= MATERIALS PROVIDED =
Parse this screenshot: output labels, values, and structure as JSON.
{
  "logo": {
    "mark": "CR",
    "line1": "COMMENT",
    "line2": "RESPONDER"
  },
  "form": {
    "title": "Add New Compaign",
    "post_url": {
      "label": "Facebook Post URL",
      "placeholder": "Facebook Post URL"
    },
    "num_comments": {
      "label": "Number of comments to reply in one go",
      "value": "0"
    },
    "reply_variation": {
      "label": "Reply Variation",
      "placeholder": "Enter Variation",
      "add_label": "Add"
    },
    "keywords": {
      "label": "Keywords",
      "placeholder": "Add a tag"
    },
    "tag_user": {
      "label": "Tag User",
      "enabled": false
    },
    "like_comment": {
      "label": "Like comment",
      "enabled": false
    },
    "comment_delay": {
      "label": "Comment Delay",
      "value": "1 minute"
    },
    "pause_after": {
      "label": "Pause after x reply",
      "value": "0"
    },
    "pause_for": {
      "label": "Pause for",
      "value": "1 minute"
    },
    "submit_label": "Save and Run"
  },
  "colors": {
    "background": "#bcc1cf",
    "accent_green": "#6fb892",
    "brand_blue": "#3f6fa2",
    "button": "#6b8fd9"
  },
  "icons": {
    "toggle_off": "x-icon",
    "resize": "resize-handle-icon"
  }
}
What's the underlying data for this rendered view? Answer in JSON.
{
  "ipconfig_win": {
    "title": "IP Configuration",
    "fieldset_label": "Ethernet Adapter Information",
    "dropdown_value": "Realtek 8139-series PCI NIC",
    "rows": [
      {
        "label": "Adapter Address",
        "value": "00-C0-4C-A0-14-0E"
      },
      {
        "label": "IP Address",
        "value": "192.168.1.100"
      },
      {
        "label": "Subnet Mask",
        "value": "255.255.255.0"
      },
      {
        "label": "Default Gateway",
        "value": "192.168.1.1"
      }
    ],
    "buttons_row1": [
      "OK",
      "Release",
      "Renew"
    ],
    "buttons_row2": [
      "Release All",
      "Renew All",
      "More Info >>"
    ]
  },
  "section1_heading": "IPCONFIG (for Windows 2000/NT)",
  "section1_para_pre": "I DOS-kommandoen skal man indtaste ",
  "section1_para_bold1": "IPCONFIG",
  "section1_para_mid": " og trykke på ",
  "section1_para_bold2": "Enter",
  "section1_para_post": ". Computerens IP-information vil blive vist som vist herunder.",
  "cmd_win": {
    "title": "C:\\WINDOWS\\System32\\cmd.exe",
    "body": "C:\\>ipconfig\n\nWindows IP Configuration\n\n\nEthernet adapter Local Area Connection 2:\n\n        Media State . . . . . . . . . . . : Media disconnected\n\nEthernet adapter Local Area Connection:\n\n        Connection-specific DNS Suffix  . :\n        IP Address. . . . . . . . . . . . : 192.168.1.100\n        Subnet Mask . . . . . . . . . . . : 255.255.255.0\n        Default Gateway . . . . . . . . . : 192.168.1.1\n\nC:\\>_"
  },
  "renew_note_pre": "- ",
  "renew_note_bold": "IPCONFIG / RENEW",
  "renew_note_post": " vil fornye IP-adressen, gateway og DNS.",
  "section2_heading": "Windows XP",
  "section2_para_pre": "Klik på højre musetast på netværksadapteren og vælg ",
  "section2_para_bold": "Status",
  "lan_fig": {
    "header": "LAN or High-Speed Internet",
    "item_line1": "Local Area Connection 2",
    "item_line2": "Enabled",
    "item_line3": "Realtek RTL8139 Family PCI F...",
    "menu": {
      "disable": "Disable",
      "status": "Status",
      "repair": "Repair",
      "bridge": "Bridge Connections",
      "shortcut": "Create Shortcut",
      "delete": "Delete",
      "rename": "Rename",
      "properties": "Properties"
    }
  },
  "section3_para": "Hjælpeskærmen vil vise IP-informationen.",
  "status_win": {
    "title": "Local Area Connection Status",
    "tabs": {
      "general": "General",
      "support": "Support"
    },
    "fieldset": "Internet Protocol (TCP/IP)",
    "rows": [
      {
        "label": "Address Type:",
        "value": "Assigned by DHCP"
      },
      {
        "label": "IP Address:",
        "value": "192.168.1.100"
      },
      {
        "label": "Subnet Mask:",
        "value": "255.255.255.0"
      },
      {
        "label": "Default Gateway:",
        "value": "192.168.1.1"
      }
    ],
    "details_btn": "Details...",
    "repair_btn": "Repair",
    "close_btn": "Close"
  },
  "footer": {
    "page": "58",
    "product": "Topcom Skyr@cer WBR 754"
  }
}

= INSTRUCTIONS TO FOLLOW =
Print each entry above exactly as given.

= ANSWER TO THE EXERCISE =
Parse this screenshot: output labels, values, and structure as JSON.
{
  "logo": {
    "mark": "CR",
    "line1": "COMMENT",
    "line2": "RESPONDER"
  },
  "form": {
    "title": "Add New Compaign",
    "post_url": {
      "label": "Facebook Post URL",
      "placeholder": "Facebook Post URL"
    },
    "num_comments": {
      "label": "Number of comments to reply in one go",
      "value": "0"
    },
    "reply_variation": {
      "label": "Reply Variation",
      "placeholder": "Enter Variation",
      "add_label": "Add"
    },
    "keywords": {
      "label": "Keywords",
      "placeholder": "Add a tag"
    },
    "tag_user": {
      "label": "Tag User",
      "enabled": false
    },
    "like_comment": {
      "label": "Like comment",
      "enabled": false
    },
    "comment_delay": {
      "label": "Comment Delay",
      "value": "1 minute"
    },
    "pause_after": {
      "label": "Pause after x reply",
      "value": "0"
    },
    "pause_for": {
      "label": "Pause for",
      "value": "1 minute"
    },
    "submit_label": "Save and Run"
  },
  "colors": {
    "background": "#bcc1cf",
    "accent_green": "#6fb892",
    "brand_blue": "#3f6fa2",
    "button": "#6b8fd9"
  },
  "icons": {
    "toggle_off": "x-icon",
    "resize": "resize-handle-icon"
  }
}
What's the underlying data for this rendered view? Answer in JSON.
{
  "ipconfig_win": {
    "title": "IP Configuration",
    "fieldset_label": "Ethernet Adapter Information",
    "dropdown_value": "Realtek 8139-series PCI NIC",
    "rows": [
      {
        "label": "Adapter Address",
        "value": "00-C0-4C-A0-14-0E"
      },
      {
        "label": "IP Address",
        "value": "192.168.1.100"
      },
      {
        "label": "Subnet Mask",
        "value": "255.255.255.0"
      },
      {
        "label": "Default Gateway",
        "value": "192.168.1.1"
      }
    ],
    "buttons_row1": [
      "OK",
      "Release",
      "Renew"
    ],
    "buttons_row2": [
      "Release All",
      "Renew All",
      "More Info >>"
    ]
  },
  "section1_heading": "IPCONFIG (for Windows 2000/NT)",
  "section1_para_pre": "I DOS-kommandoen skal man indtaste ",
  "section1_para_bold1": "IPCONFIG",
  "section1_para_mid": " og trykke på ",
  "section1_para_bold2": "Enter",
  "section1_para_post": ". Computerens IP-information vil blive vist som vist herunder.",
  "cmd_win": {
    "title": "C:\\WINDOWS\\System32\\cmd.exe",
    "body": "C:\\>ipconfig\n\nWindows IP Configuration\n\n\nEthernet adapter Local Area Connection 2:\n\n        Media State . . . . . . . . . . . : Media disconnected\n\nEthernet adapter Local Area Connection:\n\n        Connection-specific DNS Suffix  . :\n        IP Address. . . . . . . . . . . . : 192.168.1.100\n        Subnet Mask . . . . . . . . . . . : 255.255.255.0\n        Default Gateway . . . . . . . . . : 192.168.1.1\n\nC:\\>_"
  },
  "renew_note_pre": "- ",
  "renew_note_bold": "IPCONFIG / RENEW",
  "renew_note_post": " vil fornye IP-adressen, gateway og DNS.",
  "section2_heading": "Windows XP",
  "section2_para_pre": "Klik på højre musetast på netværksadapteren og vælg ",
  "section2_para_bold": "Status",
  "lan_fig": {
    "header": "LAN or High-Speed Internet",
    "item_line1": "Local Area Connection 2",
    "item_line2": "Enabled",
    "item_line3": "Realtek RTL8139 Family PCI F...",
    "menu": {
      "disable": "Disable",
      "status": "Status",
      "repair": "Repair",
      "bridge": "Bridge Connections",
      "shortcut": "Create Shortcut",
      "delete": "Delete",
      "rename": "Rename",
      "properties": "Properties"
    }
  },
  "section3_para": "Hjælpeskærmen vil vise IP-informationen.",
  "status_win": {
    "title": "Local Area Connection Status",
    "tabs": {
      "general": "General",
      "support": "Support"
    },
    "fieldset": "Internet Protocol (TCP/IP)",
    "rows": [
      {
        "label": "Address Type:",
        "value": "Assigned by DHCP"
      },
      {
        "label": "IP Address:",
        "value": "192.168.1.100"
      },
      {
        "label": "Subnet Mask:",
        "value": "255.255.255.0"
      },
      {
        "label": "Default Gateway:",
        "value": "192.168.1.1"
      }
    ],
    "details_btn": "Details...",
    "repair_btn": "Repair",
    "close_btn": "Close"
  },
  "footer": {
    "page": "58",
    "product": "Topcom Skyr@cer WBR 754"
  }
}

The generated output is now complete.